They told stories of lost college dreams, of retirement hopes perhaps forever deferred, homes that had to be sold. One desperate woman said that she is making ends meet on food stamps and scavenging for food in dumpsters at the end of the month and grows frightened that she won't be able to meet her basic needs.
It was a moment of raw emotion, and the victims were extraordinarily eloquent, but extremely moved and upset to have to recount what had happened to them.
RAY SUAREZ: Was there any reaction in the courtroom when Judge Chin pronounced sentence at 150 years?
DIANA HENRIQUES: There was. Now, he had indicated it was a largely symbolic sentence, but he thought symbolism was important, he said. And one of the measures that justified that symbolism was giving a measure of justice to the victims.When he pronounced the 150 years, there was a very brief spurt of applause. He runs a tight ship. They knew it couldn't last long, and it stopped almost immediately, but it was almost as if they could not have sat silent.
A 'remarkable' sentence

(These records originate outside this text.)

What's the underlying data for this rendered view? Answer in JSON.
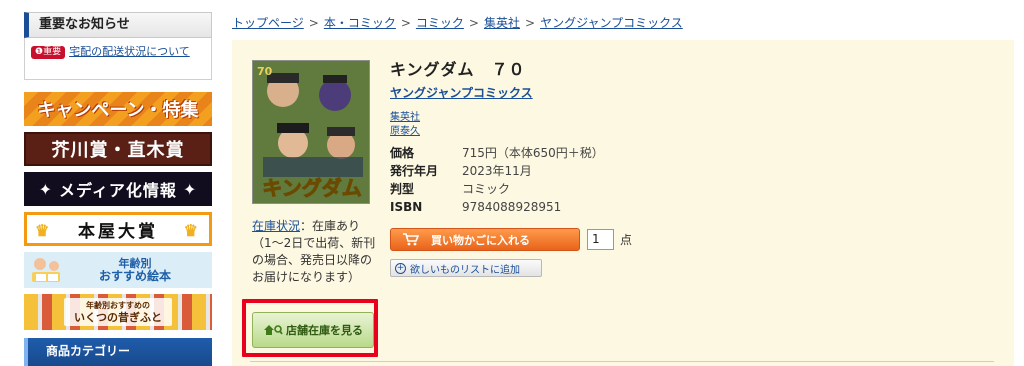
{
  "sidebar": {
    "notice_title": "重要なお知らせ",
    "notice_tag": "❶重要",
    "notice_link": "宅配の配送状況について",
    "banners": {
      "campaign": "キャンペーン・特集",
      "award_akutagawa": "芥川賞・直木賞",
      "media": "メディア化情報",
      "bookstore_award": "本屋大賞",
      "age_line1": "年齢別",
      "age_line2": "おすすめ絵本",
      "story_line1": "年齢別おすすめの",
      "story_line2": "いくつの昔ぎふと"
    },
    "category_title": "商品カテゴリー"
  },
  "breadcrumb": [
    "トップページ",
    "本・コミック",
    "コミック",
    "集英社",
    "ヤングジャンプコミックス"
  ],
  "breadcrumb_sep": ">",
  "product": {
    "cover_text": "キングダム",
    "volume_badge": "70",
    "title": "キングダム　７０",
    "label": "ヤングジャンプコミックス",
    "publisher": "集英社",
    "author": "原泰久",
    "specs": [
      {
        "key": "価格",
        "value": "715円（本体650円＋税）"
      },
      {
        "key": "発行年月",
        "value": "2023年11月"
      },
      {
        "key": "判型",
        "value": "コミック"
      },
      {
        "key": "ISBN",
        "value": "9784088928951"
      }
    ],
    "stock_label": "在庫状況",
    "stock_text": "：在庫あり（1〜2日で出荷、新刊の場合、発売日以降のお届けになります）",
    "cart_button": "買い物かごに入れる",
    "quantity": "1",
    "quantity_unit": "点",
    "wishlist_button": "欲しいものリストに追加",
    "store_stock_button": "店舗在庫を見る"
  },
  "colors": {
    "link": "#1a4f97",
    "panel_bg": "#fdf8e2",
    "cart_orange": "#e8641a",
    "highlight_red": "#e8001c",
    "store_green": "#b9d98a"
  }
}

RAY SUAREZ: In laying down a sentence of a century-and-a-half, does Judge Chin and the prosecution risk Bernard Madoff's cooperation in figuring out where whatever money is left is and who should get a piece of it?
DIANA HENRIQUES: Well, lawyers are debating that today because of this remarkable sentence, which is almost unprecedented in white-collar crime annals. No one keeps careful track of these things going back centuries, but most people think it's a pretty historic sentence.
On the one hand, people suggest, as you do, that this would be a deterrent, that he has nothing to gain in helping or cooperating any further to the degree that he's cooperated so far.
But other lawyers suggested to me this afternoon that maybe just the opposite would be true, that he would try now harder to cooperate and to implicate others and to explain what really happened in an effort to mitigate this dreadful sentence.
RAY SUAREZ: This highly specialized work involved in unreeling these books, figuring out where the money comes from and where it went, who it's been paid to in the past, how's that been going so far?
DIANA HENRIQUES: Well, it's been going faster than you would think, given the condition of the records. As you say, there are thousands. They literally have to unroll what has happened because dozens of years' worth of customer records are on microfilm and have to be, you know, converted into digital technology where they can be searched.
So far, the trustee has advised the government that they've documented actual cash losses of more than $13 billion. This is employing records that go back just to 1996. The government asserts that that's barely halfway through the life of this crime, so they do expect more documented losses going forward.
Payments have begun to the victims from the Securities Investor Protection Corporation, victims who have a clear claim in that they invested more money than they took out, so they have a net loss in cash, are already starting to receive checks. More than 450 claims have been processed so far. There are 8,800 pending.
And some of those, particularly the longer-term customers, may have to wait a good while to find out what kind of compensation, if any, they're going to get.
RAY SUAREZ: What about those individuals and institutions that got paid by Bernie Madoff and perhaps got paid from what the law would call ill-gotten gains?
DIANA HENRIQUES: Well, the nature of a Ponzi scheme is, if they took money out, it was someone else's money. So the trustee has filed more than half-a-dozen lawsuits already trying to recover funds that were taken out of the Ponzi scheme by other investors in earlier years. He's claimed about $10.1 billion so far that he's trying to retrieve.
In addition, there have been lawsuits filed by the trustee against two large investors who withdrew money steadily over the years in the billions of dollars. One of them has been also sued by the Securities and Exchange Commission. And in both cases, the lawsuits argue that they knowingly steered people into what they must have known was not a legitimate investment opportunity.
RAY SUAREZ: Well, they're saying this will take years to unravel. Diana Henriques, thanks for joining us.
DIANA HENRIQUES: Glad to be here, Ray.